I don’t think Julia is going to beat Python. Python just has so much momentum. Julia seems destined for HPC usage and not much else, imo.
Multiple dispatch is a concept that I struggled with initially, but the more I learnt about it, the more I found it unwieldy and subpar. Reading julia code is cognitively intense. It doesn’t have the same clarity as python, and it doesn’t have enough guarantees to convince a Typing module user to give up on python. I can’t see myself trying to teach recent graduates how to do things in Julia, but Python has a great track record of being powerfully, succinctly taught to new programmers.

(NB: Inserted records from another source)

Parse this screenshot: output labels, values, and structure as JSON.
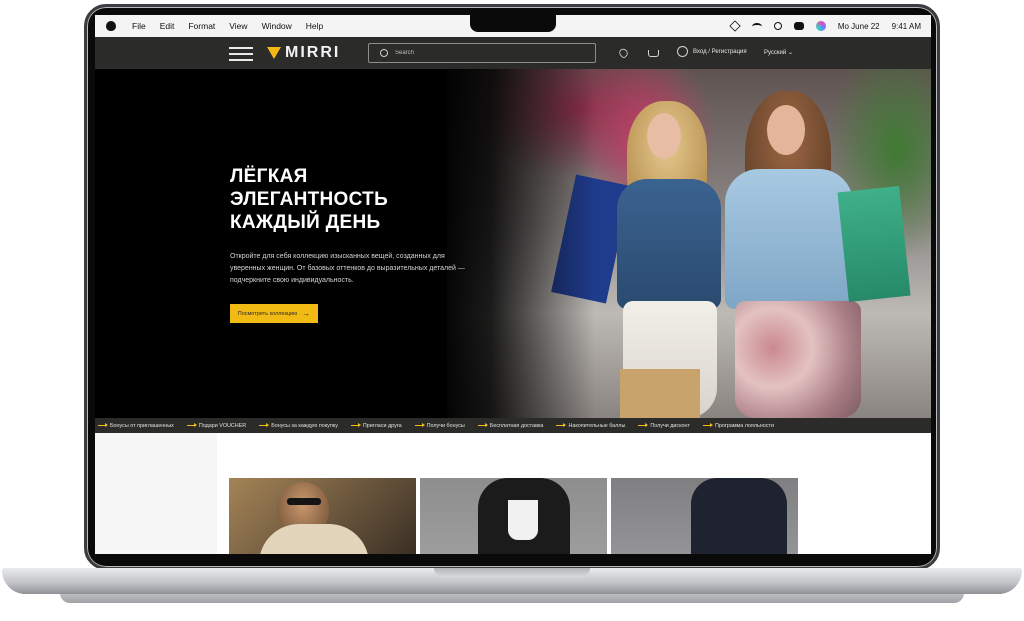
{
  "menubar": {
    "items": [
      "File",
      "Edit",
      "Format",
      "View",
      "Window",
      "Help"
    ],
    "date": "Mo June 22",
    "time": "9:41 AM"
  },
  "header": {
    "logo_text": "MIRRI",
    "search_placeholder": "Search",
    "login_label": "Вход / Регистрация",
    "language": "Русский",
    "language_caret": "⌄"
  },
  "hero": {
    "title_lines": [
      "ЛЁГКАЯ",
      "ЭЛЕГАНТНОСТЬ",
      "КАЖДЫЙ ДЕНЬ"
    ],
    "text": "Откройте для себя коллекцию изысканных вещей, созданных для уверенных женщин. От базовых оттенков до выразительных деталей — подчеркните свою индивидуальность.",
    "cta_label": "Посмотреть коллекцию",
    "cta_arrow": "→"
  },
  "benefits": [
    "Бонусы от приглашенных",
    "Подари VOUCHER",
    "Бонусы за каждую покупку",
    "Пригласи друга",
    "Получи бонусы",
    "Бесплатная доставка",
    "Накопительные баллы",
    "Получи дисконт",
    "Программа лояльности"
  ],
  "colors": {
    "accent": "#f2bb13",
    "header_bg": "#2b2b29",
    "hero_bg": "#000000"
  },
  "icons": {
    "menu": "hamburger-icon",
    "search": "search-icon",
    "favorites": "heart-icon",
    "cart": "cart-icon",
    "account": "user-icon"
  }
}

Additionally, as performance goes, I don’t think Python is in as much trouble as it may seem. Mypyc is a very promising project, and with more work and love, it could lead to extensively enhanced Python performance.
Anyhow. I’m betting on Python for the next ten years in STEM. Maybe someday, Ocaml.xyz will save us all from dynamism in sci-* code.

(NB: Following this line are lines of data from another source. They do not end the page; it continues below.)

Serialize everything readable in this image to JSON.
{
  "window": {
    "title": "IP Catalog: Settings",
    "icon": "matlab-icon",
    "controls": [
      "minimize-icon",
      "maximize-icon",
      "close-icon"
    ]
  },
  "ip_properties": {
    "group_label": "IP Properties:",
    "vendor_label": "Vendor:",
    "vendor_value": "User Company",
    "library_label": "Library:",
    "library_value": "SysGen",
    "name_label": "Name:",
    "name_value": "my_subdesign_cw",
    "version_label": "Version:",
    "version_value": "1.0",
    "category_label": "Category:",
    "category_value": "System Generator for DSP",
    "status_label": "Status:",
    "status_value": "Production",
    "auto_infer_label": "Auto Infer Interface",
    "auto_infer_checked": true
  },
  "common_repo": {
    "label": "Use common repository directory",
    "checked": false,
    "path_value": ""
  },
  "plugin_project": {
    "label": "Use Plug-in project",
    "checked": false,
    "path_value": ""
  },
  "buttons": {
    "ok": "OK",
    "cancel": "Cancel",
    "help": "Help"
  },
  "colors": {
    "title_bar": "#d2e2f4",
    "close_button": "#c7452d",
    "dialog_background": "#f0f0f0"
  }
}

Why does it have to beat it? It is an alternative to, and alternatives are good. I use Python and Julia everyday. The first because of all the packages that exist, and the second because I prefer its Matlab-like syntax for matrix manipulation. Also, I don’t think that class based object oriented syntax (like Python’s) is suited for scientific programing in general but that is more of a personal preference/opinion.
Anyway, both languages are FOSS and independent from big corporations so I think people should be grateful for having the possibility of choosing either. Some years ago people almost had to use Matlab because there weren’t any good alternatives to it.
For lots of users, including Lyndon (the author of that blog), the main benefits of Julia are not related to speed.
Instead, they value Julia’s expressiveness (the base language is great, and we also have very fancy things like Cassette.jl) and tooling (Pkg.jl is the best package manager I’ve ever used, @code_native is great, etc).
Obviously it’s fine that you don’t like multiple dispatch, but I think it makes an awful lot of sense for many people. Personally, I’m a big fan of it and of the way it makes all our classes open.
Re: typing, compile time errors are neat, and they’re something that most Julia developers don’t benefit from at the moment, but the flexibility of Julia means that this can change. You can already use a Julia package to type check your functions (it uses Julia’s compiler) and there is work afoot to let us compile Julia programs ahead of time to on-disk binaries (we can already compile a subset of Julia to binaries for GPUs).
Why is this tagged lisp?